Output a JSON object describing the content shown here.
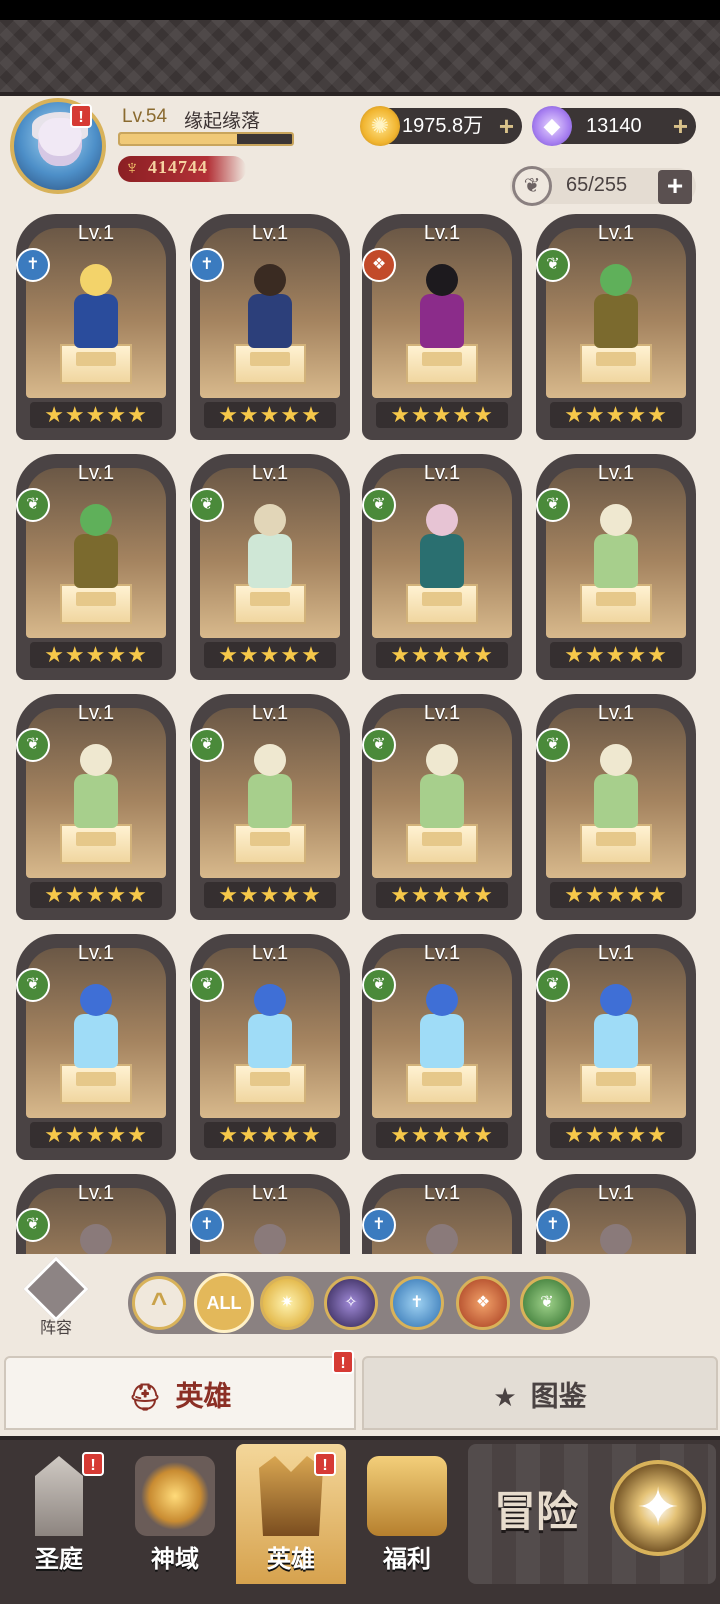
{
  "player": {
    "level_label": "Lv.54",
    "name": "缘起缘落",
    "xp_progress": 0.68,
    "power": "414744",
    "alert": "!"
  },
  "currencies": {
    "gold": "1975.8万",
    "gems": "13140",
    "plus": "+"
  },
  "hero_capacity": {
    "count": "65/255",
    "plus": "+"
  },
  "heroes": [
    {
      "level": "Lv.1",
      "stars": "★★★★★",
      "faction": "light-icon",
      "hair": "#f3d36a",
      "outfit": "#2a4c9c"
    },
    {
      "level": "Lv.1",
      "stars": "★★★★★",
      "faction": "light-icon",
      "hair": "#3a2b22",
      "outfit": "#2c3f7a"
    },
    {
      "level": "Lv.1",
      "stars": "★★★★★",
      "faction": "beast-icon",
      "hair": "#1d1a1e",
      "outfit": "#8b2c8a"
    },
    {
      "level": "Lv.1",
      "stars": "★★★★★",
      "faction": "nature-icon",
      "hair": "#5fb05a",
      "outfit": "#7b6a2e"
    },
    {
      "level": "Lv.1",
      "stars": "★★★★★",
      "faction": "nature-icon",
      "hair": "#5fb05a",
      "outfit": "#7b6a2e"
    },
    {
      "level": "Lv.1",
      "stars": "★★★★★",
      "faction": "nature-icon",
      "hair": "#e2d6b8",
      "outfit": "#cfe7d6"
    },
    {
      "level": "Lv.1",
      "stars": "★★★★★",
      "faction": "nature-icon",
      "hair": "#e7c4d4",
      "outfit": "#2a6f70"
    },
    {
      "level": "Lv.1",
      "stars": "★★★★★",
      "faction": "nature-icon",
      "hair": "#efe8d0",
      "outfit": "#a7cf8c"
    },
    {
      "level": "Lv.1",
      "stars": "★★★★★",
      "faction": "nature-icon",
      "hair": "#efe8d0",
      "outfit": "#a7cf8c"
    },
    {
      "level": "Lv.1",
      "stars": "★★★★★",
      "faction": "nature-icon",
      "hair": "#efe8d0",
      "outfit": "#a7cf8c"
    },
    {
      "level": "Lv.1",
      "stars": "★★★★★",
      "faction": "nature-icon",
      "hair": "#efe8d0",
      "outfit": "#a7cf8c"
    },
    {
      "level": "Lv.1",
      "stars": "★★★★★",
      "faction": "nature-icon",
      "hair": "#efe8d0",
      "outfit": "#a7cf8c"
    },
    {
      "level": "Lv.1",
      "stars": "★★★★★",
      "faction": "nature-icon",
      "hair": "#3f6fd6",
      "outfit": "#9fdcf7"
    },
    {
      "level": "Lv.1",
      "stars": "★★★★★",
      "faction": "nature-icon",
      "hair": "#3f6fd6",
      "outfit": "#9fdcf7"
    },
    {
      "level": "Lv.1",
      "stars": "★★★★★",
      "faction": "nature-icon",
      "hair": "#3f6fd6",
      "outfit": "#9fdcf7"
    },
    {
      "level": "Lv.1",
      "stars": "★★★★★",
      "faction": "nature-icon",
      "hair": "#3f6fd6",
      "outfit": "#9fdcf7"
    },
    {
      "level": "Lv.1",
      "stars": "★★★★★",
      "faction": "nature-icon",
      "hair": "#8a7a7a",
      "outfit": "#6a5a5a"
    },
    {
      "level": "Lv.1",
      "stars": "★★★★★",
      "faction": "light-icon",
      "hair": "#8a7a7a",
      "outfit": "#6a5a5a"
    },
    {
      "level": "Lv.1",
      "stars": "★★★★★",
      "faction": "light-icon",
      "hair": "#8a7a7a",
      "outfit": "#6a5a5a"
    },
    {
      "level": "Lv.1",
      "stars": "★★★★★",
      "faction": "light-icon",
      "hair": "#8a7a7a",
      "outfit": "#6a5a5a"
    }
  ],
  "lineup": {
    "label": "阵容"
  },
  "filters": {
    "collapse": "^",
    "all": "ALL",
    "items": [
      "holy-icon",
      "dark-icon",
      "light-icon",
      "beast-icon",
      "nature-icon"
    ]
  },
  "tabs": {
    "heroes": "英雄",
    "codex": "图鉴"
  },
  "nav": {
    "court": "圣庭",
    "realm": "神域",
    "heroes": "英雄",
    "welfare": "福利",
    "adventure": "冒险"
  }
}
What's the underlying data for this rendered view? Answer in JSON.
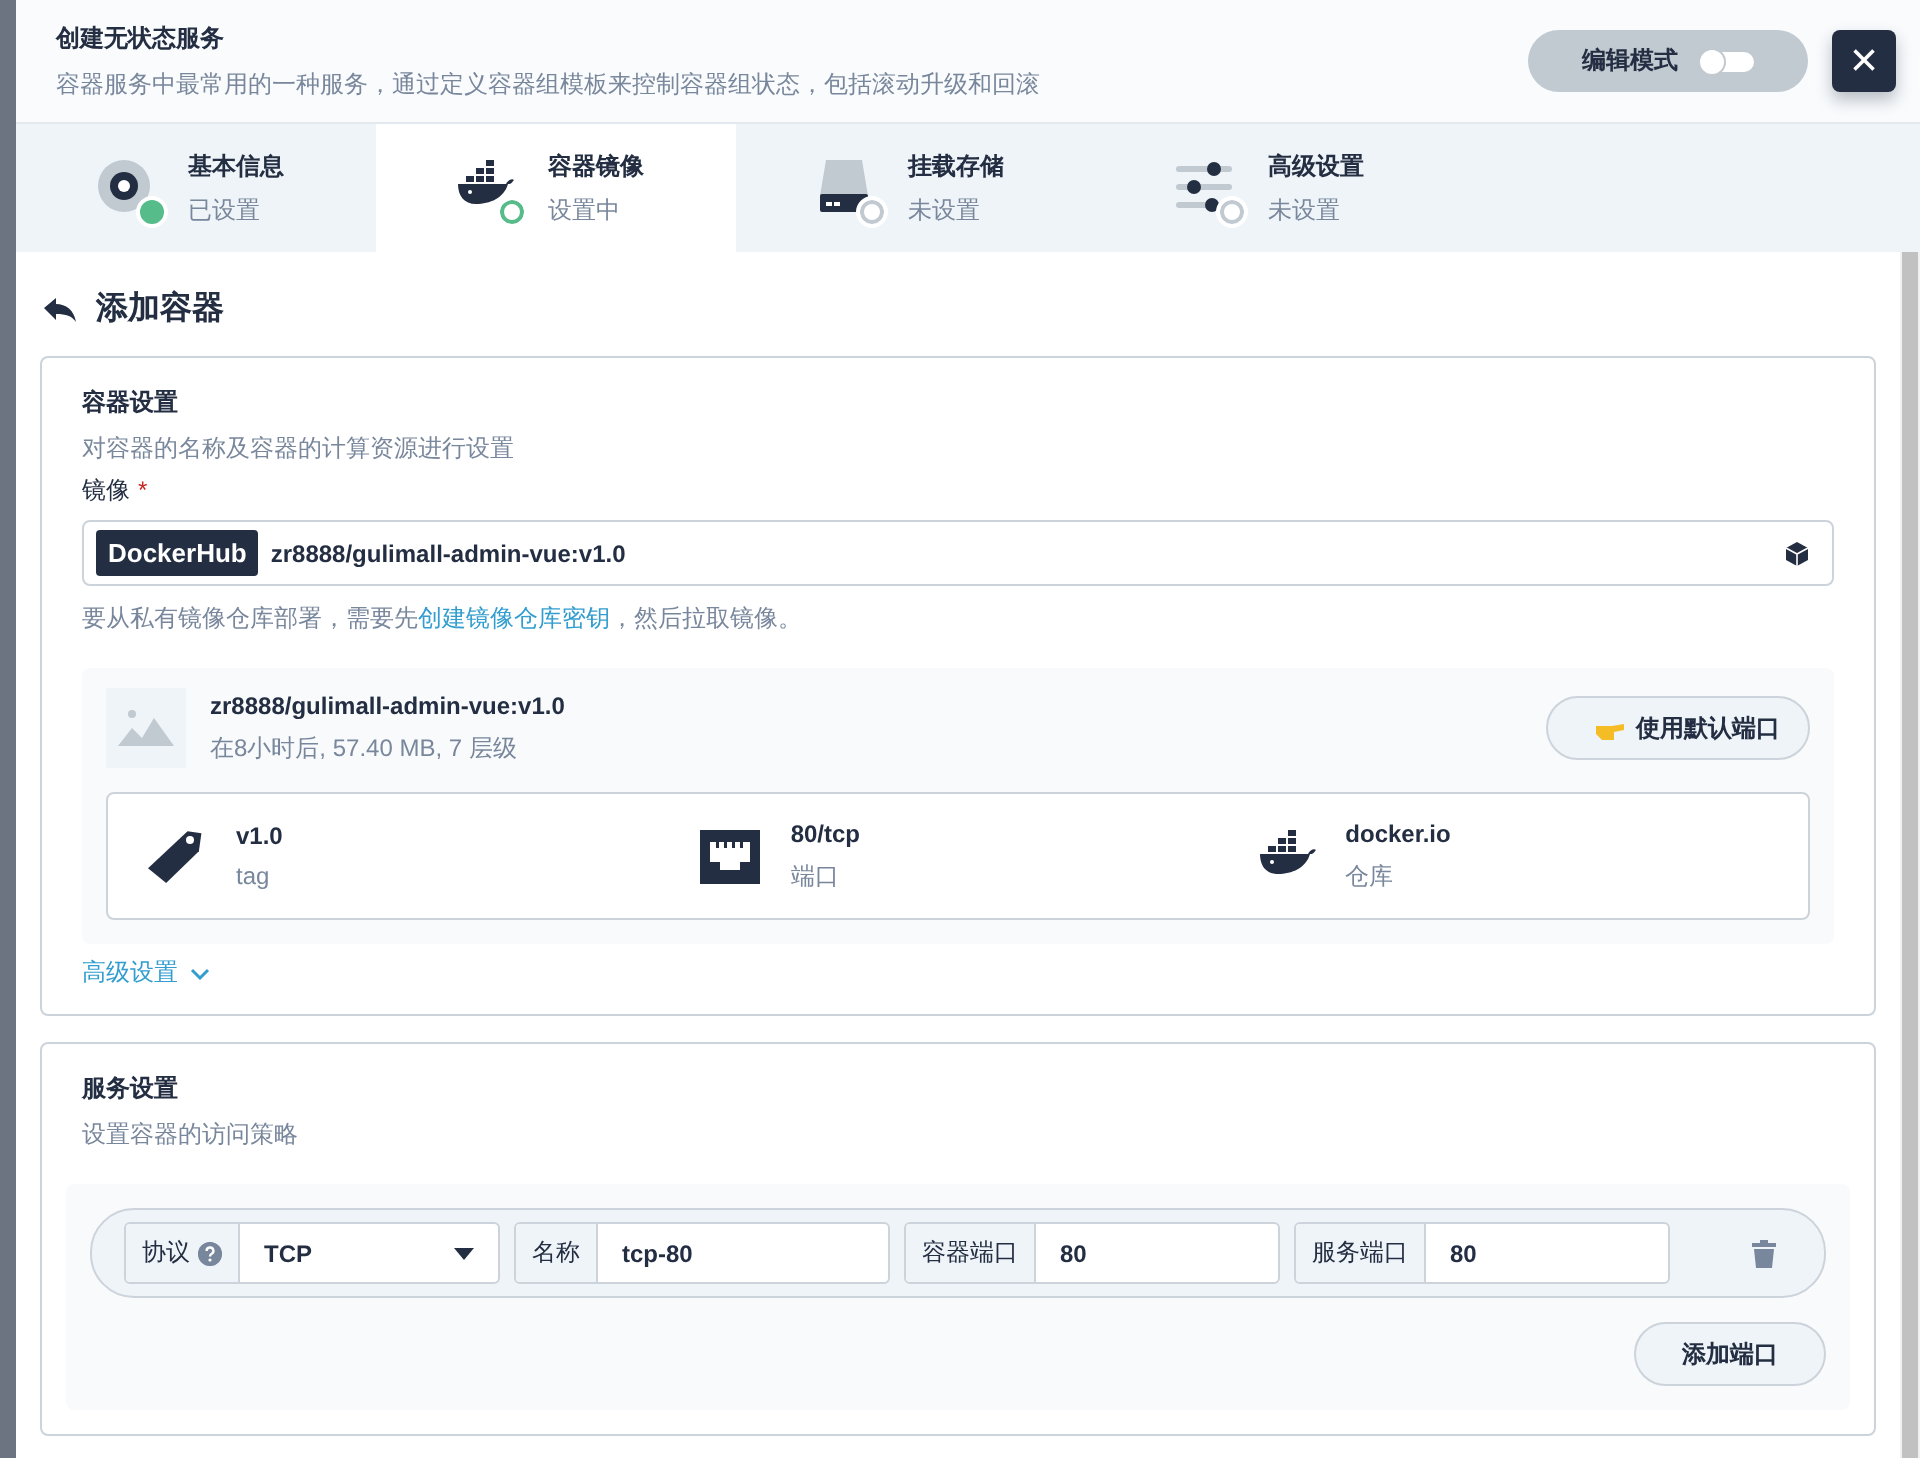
{
  "header": {
    "title": "创建无状态服务",
    "subtitle": "容器服务中最常用的一种服务，通过定义容器组模板来控制容器组状态，包括滚动升级和回滚",
    "edit_mode": {
      "label": "编辑模式",
      "on": false
    },
    "close": "×"
  },
  "steps": [
    {
      "kind": "disk",
      "title": "基本信息",
      "status": "已设置",
      "done": true,
      "current": false,
      "selected": false
    },
    {
      "kind": "docker",
      "title": "容器镜像",
      "status": "设置中",
      "done": false,
      "current": true,
      "selected": true
    },
    {
      "kind": "drive",
      "title": "挂载存储",
      "status": "未设置",
      "done": false,
      "current": false,
      "selected": false
    },
    {
      "kind": "sliders",
      "title": "高级设置",
      "status": "未设置",
      "done": false,
      "current": false,
      "selected": false
    }
  ],
  "section_title": "添加容器",
  "container_settings": {
    "title": "容器设置",
    "description": "对容器的名称及容器的计算资源进行设置",
    "image_label": "镜像",
    "required_mark": "*",
    "registry": "DockerHub",
    "image_value": "zr8888/gulimall-admin-vue:v1.0",
    "hint_before": "要从私有镜像仓库部署，需要先",
    "hint_link": "创建镜像仓库密钥",
    "hint_after": "，然后拉取镜像。",
    "image_info": {
      "name": "zr8888/gulimall-admin-vue:v1.0",
      "meta": "在8小时后, 57.40 MB, 7 层级",
      "button": "使用默认端口",
      "details": [
        {
          "kind": "tag",
          "value": "v1.0",
          "label": "tag"
        },
        {
          "kind": "port",
          "value": "80/tcp",
          "label": "端口"
        },
        {
          "kind": "registry",
          "value": "docker.io",
          "label": "仓库"
        }
      ]
    },
    "advanced": {
      "label": "高级设置",
      "expanded": false
    }
  },
  "service_settings": {
    "title": "服务设置",
    "description": "设置容器的访问策略",
    "ports": [
      {
        "protocol_label": "协议",
        "protocol": "TCP",
        "name_label": "名称",
        "name": "tcp-80",
        "container_port_label": "容器端口",
        "container_port": "80",
        "service_port_label": "服务端口",
        "service_port": "80"
      }
    ],
    "add_button": "添加端口"
  }
}
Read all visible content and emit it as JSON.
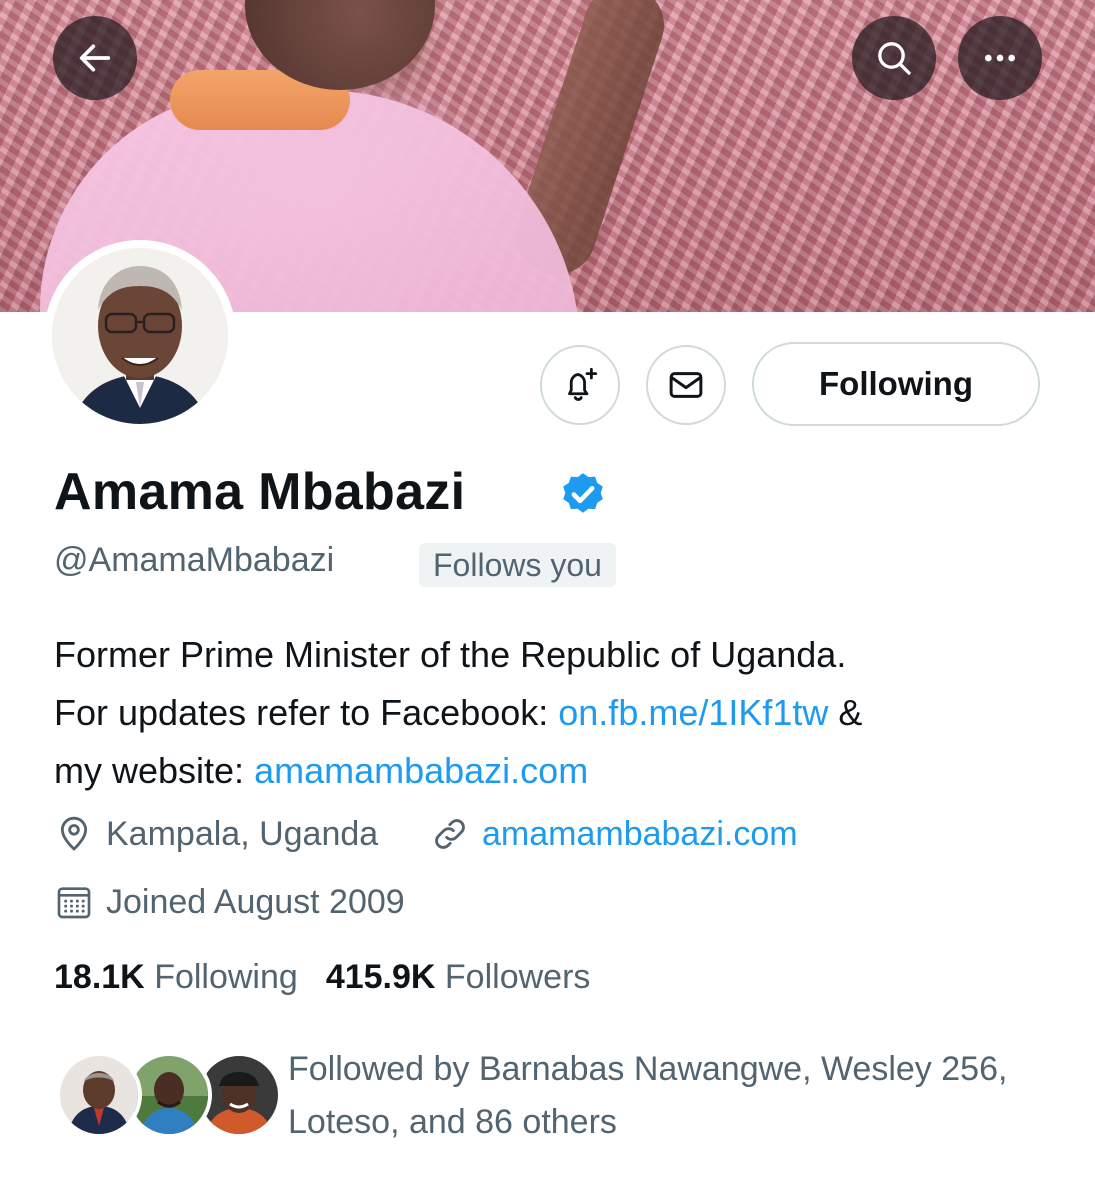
{
  "header": {
    "back_icon": "arrow-left-icon",
    "search_icon": "search-icon",
    "more_icon": "more-horizontal-icon"
  },
  "actions": {
    "notify_icon": "bell-plus-icon",
    "message_icon": "mail-icon",
    "follow_label": "Following"
  },
  "profile": {
    "name": "Amama Mbabazi",
    "handle": "@AmamaMbabazi",
    "follows_you": "Follows you",
    "bio_line1": "Former Prime Minister of the Republic of Uganda.",
    "bio_line2_prefix": "For updates refer to Facebook: ",
    "bio_link1": "on.fb.me/1IKf1tw",
    "bio_line2_suffix": " &",
    "bio_line3_prefix": "my website: ",
    "bio_link2": "amamambabazi.com",
    "location": "Kampala, Uganda",
    "website": "amamambabazi.com",
    "joined": "Joined August 2009"
  },
  "stats": {
    "following_count": "18.1K",
    "following_label": "Following",
    "followers_count": "415.9K",
    "followers_label": "Followers"
  },
  "followed_by": {
    "text": "Followed by Barnabas Nawangwe, Wesley 256, Loteso, and 86 others"
  },
  "colors": {
    "accent": "#1d9bf0",
    "secondary_text": "#536471",
    "primary_text": "#0f1419"
  }
}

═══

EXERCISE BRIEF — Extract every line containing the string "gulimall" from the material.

RESPONSE —
    "image_value": "zr8888/gulimall-admin-vue:v1.0",
      "name": "zr8888/gulimall-admin-vue:v1.0",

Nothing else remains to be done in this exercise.